Published July 27 2012
Soybeans and social progress
Kummer and her husband, Paul, operate a soybean, corn and sugarbeet farm near their home in Colfax, about 30 miles south of Fargo. Kummer is a native of Litchville, about 20 miles southeast of Valley City.
Nearly 20 years ago, Kummer started on a path that led her to becoming the first woman and the first North Dakotan elected to lead the United Soybean Board.
“Paul and I believe farmers have a responsibility to help promote our products and to have a voice in the industry,” Kummer said. “I never set out to pursue leadership roles, but I believe that it’s important for all of us farmers to step up when we’re in a position to contribute, and that’s what I’ve tried to do.”
From 1994 to 2001, Kummer represented area soybean farmers in the North Dakota Soybean Growers Association, including two years when she served as president.
In 2003, Kummer was appointed to serve on the United Soybean Board, a national farmer-led group that promotes investments in soybean research and market development.

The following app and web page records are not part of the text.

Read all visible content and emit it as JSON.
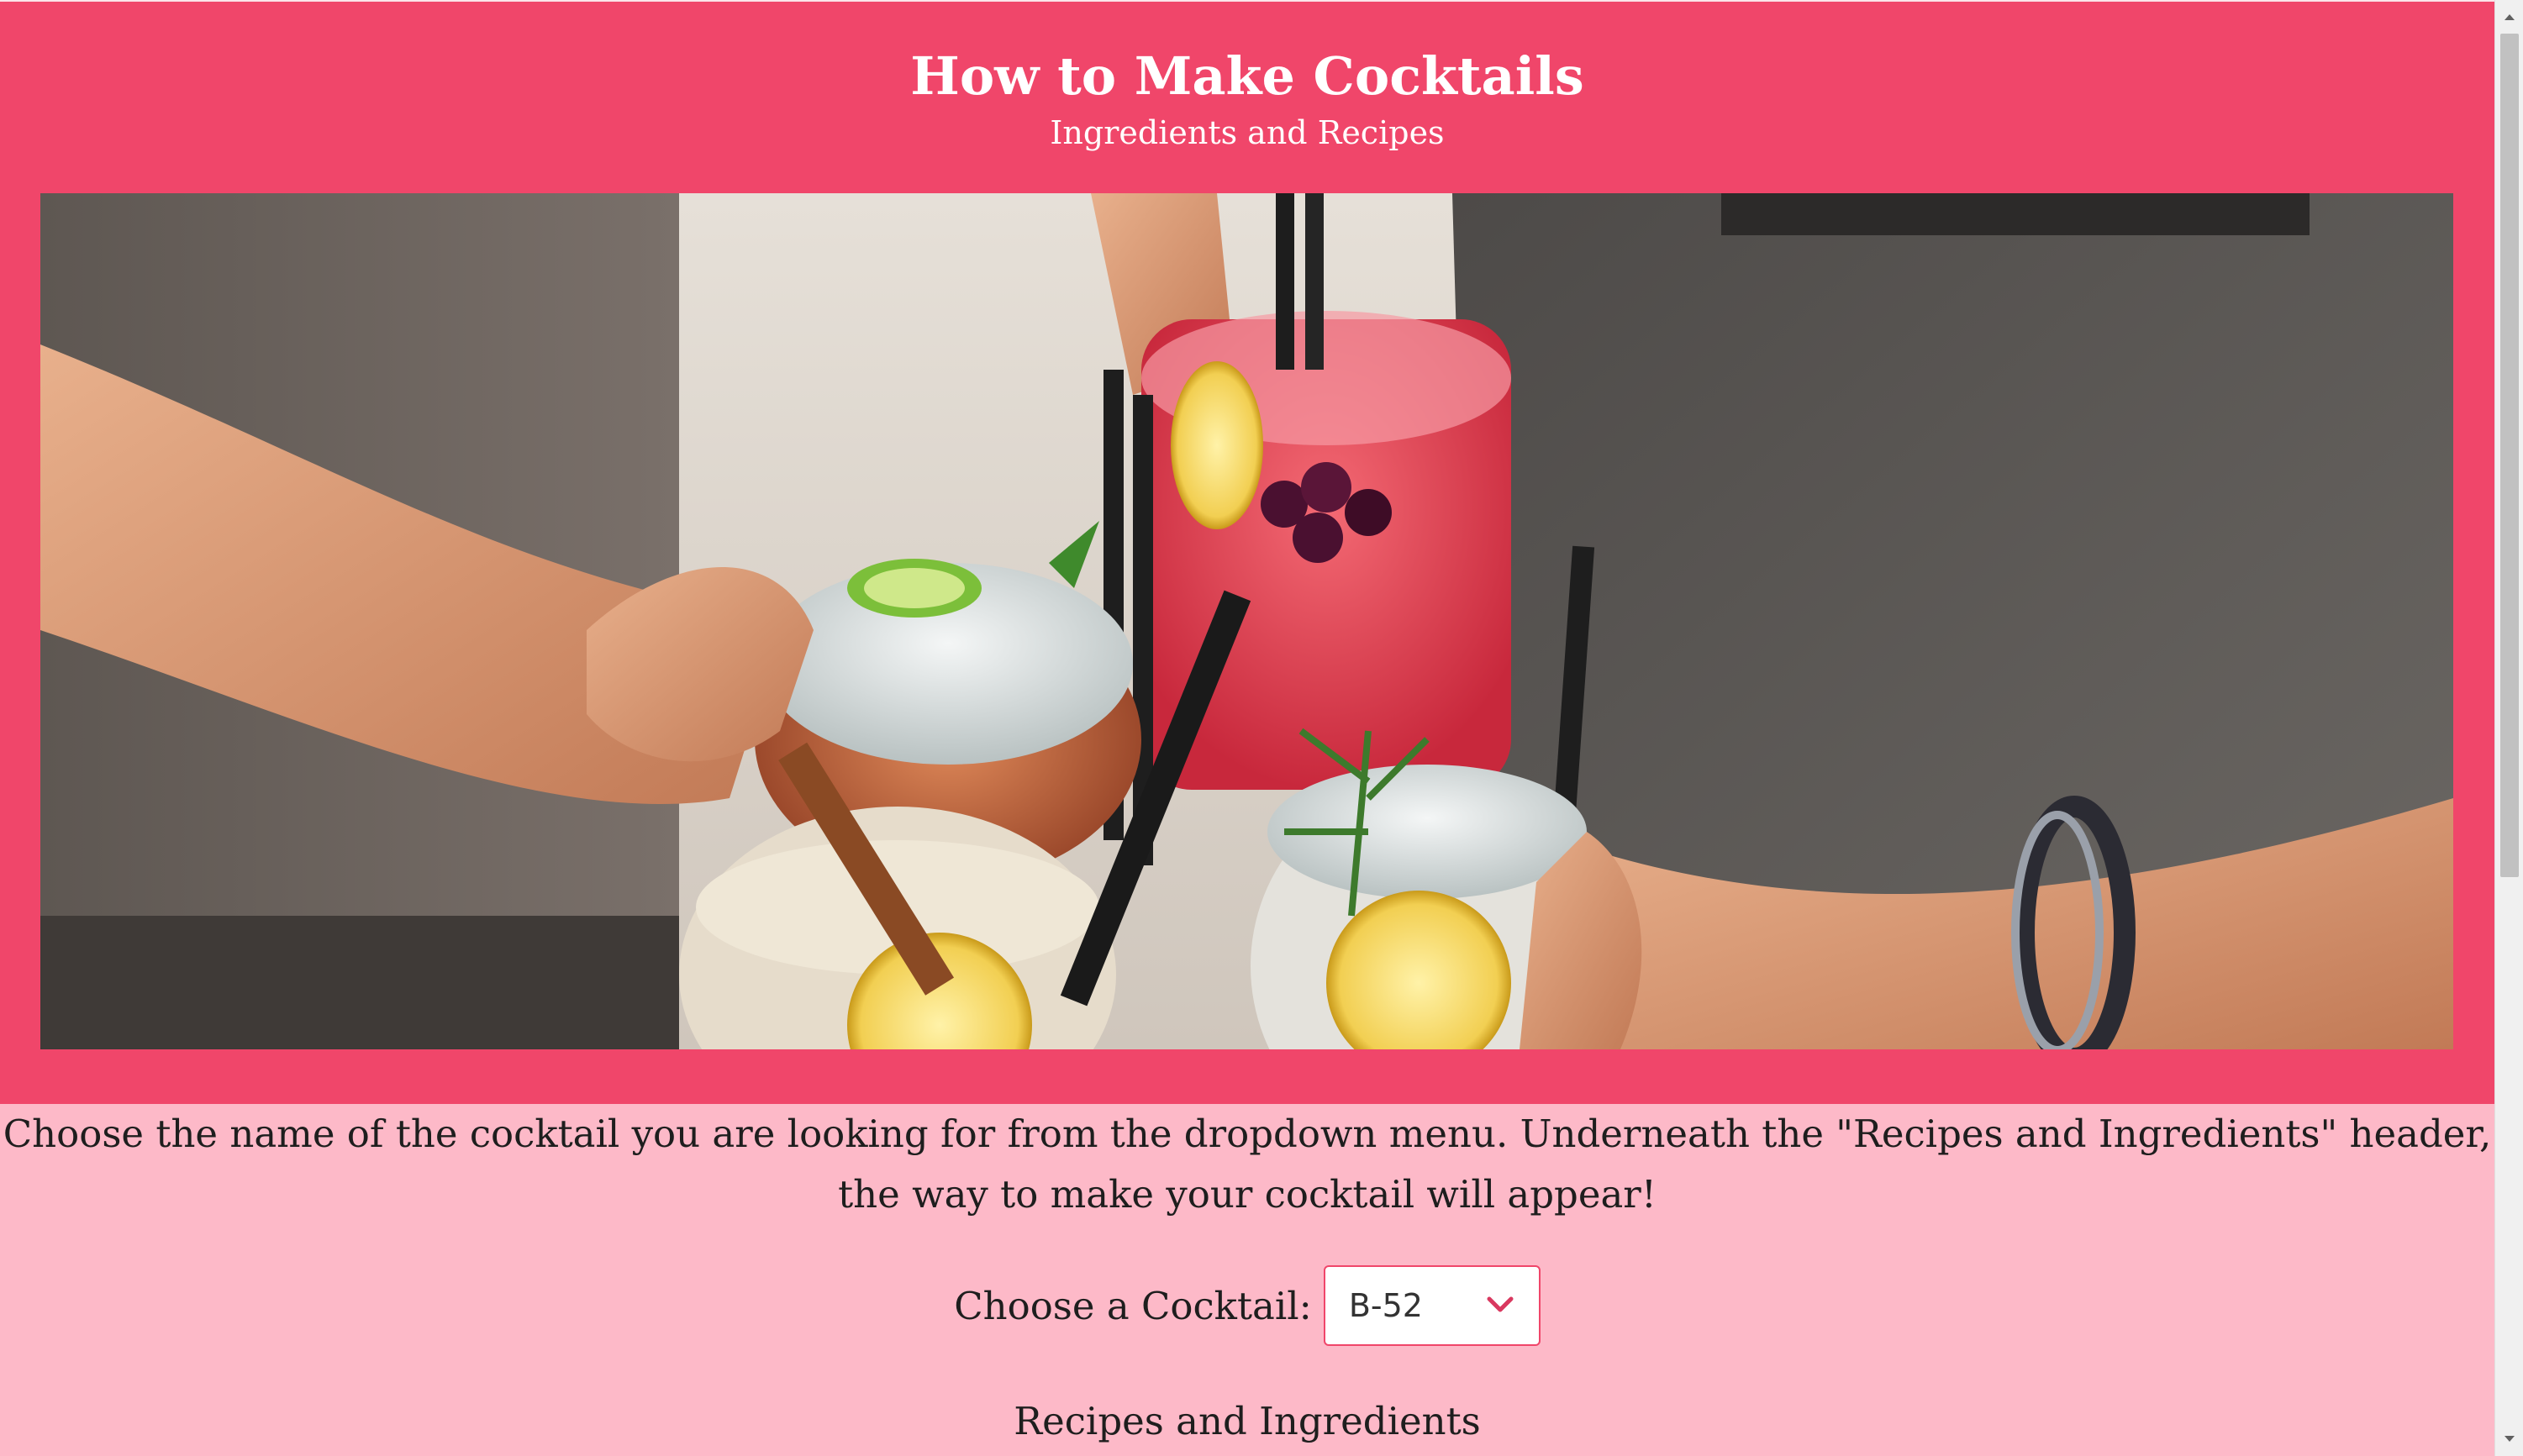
{
  "header": {
    "title": "How to Make Cocktails",
    "subtitle": "Ingredients and Recipes"
  },
  "hero": {
    "alt": "Hands toasting with colorful cocktails"
  },
  "intro": {
    "text": "Choose the name of the cocktail you are looking for from the dropdown menu. Underneath the \"Recipes and Ingredients\" header, the way to make your cocktail will appear!"
  },
  "chooser": {
    "label": "Choose a Cocktail:",
    "selected": "B-52",
    "icon": "chevron-down-icon"
  },
  "recipes": {
    "heading": "Recipes and Ingredients"
  },
  "colors": {
    "header_bg": "#f0466a",
    "page_bg": "#fdb9c8",
    "accent": "#d9385f"
  }
}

By law, the board isn’t involved in policy issues.
Kummer was elected chairwoman of the USB in December.
More than halfway through her term now, Kummer said she hopes her tenure as chairwoman “highlights the opportunities for women to serve in leadership roles in agriculture.”
Her work this year has focused on maximizing profit opportunities for soybean farmers, a task that has taken Kummer on trips around the globe.
Earlier this summer, Kummer spent some time in Europe and, just last week, she was in Virginia for USB’s summer board meeting.
“We’re a part of a global marketplace now, with many industry partners,” Kummer said. “It’s vital that U.S. soybean industry representatives such as USB directors spend time cultivating these relationships to build ties with our customers everywhere.”
Readers can reach Forum reporter Kristen Daum at (701) 241-5541